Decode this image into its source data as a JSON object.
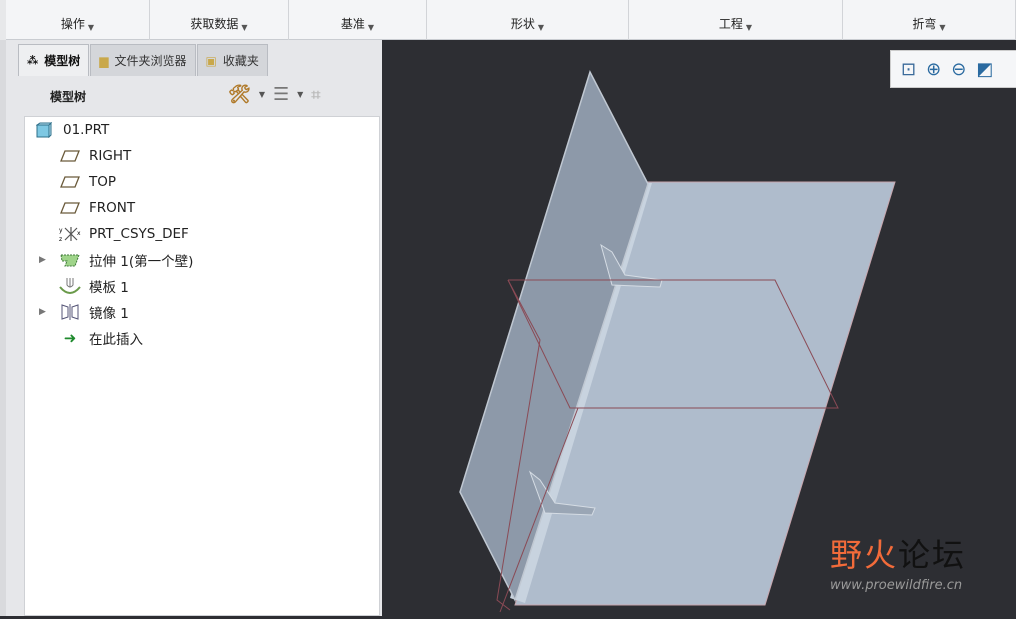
{
  "ribbon": {
    "groups": [
      {
        "label": "操作"
      },
      {
        "label": "获取数据"
      },
      {
        "label": "基准"
      },
      {
        "label": "形状"
      },
      {
        "label": "工程"
      },
      {
        "label": "折弯"
      }
    ]
  },
  "tabs": [
    {
      "label": "模型树"
    },
    {
      "label": "文件夹浏览器"
    },
    {
      "label": "收藏夹"
    }
  ],
  "tree": {
    "title": "模型树",
    "items": [
      {
        "label": "01.PRT",
        "icon": "part-icon"
      },
      {
        "label": "RIGHT",
        "icon": "datum-plane-icon"
      },
      {
        "label": "TOP",
        "icon": "datum-plane-icon"
      },
      {
        "label": "FRONT",
        "icon": "datum-plane-icon"
      },
      {
        "label": "PRT_CSYS_DEF",
        "icon": "csys-icon"
      },
      {
        "label": "拉伸 1(第一个壁)",
        "icon": "extrude-wall-icon"
      },
      {
        "label": "模板 1",
        "icon": "form-icon"
      },
      {
        "label": "镜像 1",
        "icon": "mirror-icon"
      },
      {
        "label": "在此插入",
        "icon": "insert-here-icon"
      }
    ]
  },
  "watermark": {
    "name": "野火论坛",
    "url": "www.proewildfire.cn"
  },
  "colors": {
    "viewport": "#2d2e33",
    "part": "#aebccd",
    "wall": "#8c98a8",
    "datum": "#8a4a55",
    "accent": "#f26b3a"
  }
}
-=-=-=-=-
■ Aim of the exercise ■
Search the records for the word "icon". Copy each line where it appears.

■ Answer space ■
        "icon": "part-icon"
        "icon": "datum-plane-icon"
        "icon": "datum-plane-icon"
        "icon": "datum-plane-icon"
        "icon": "csys-icon"
        "icon": "extrude-wall-icon"
        "icon": "form-icon"
        "icon": "mirror-icon"
        "icon": "insert-here-icon"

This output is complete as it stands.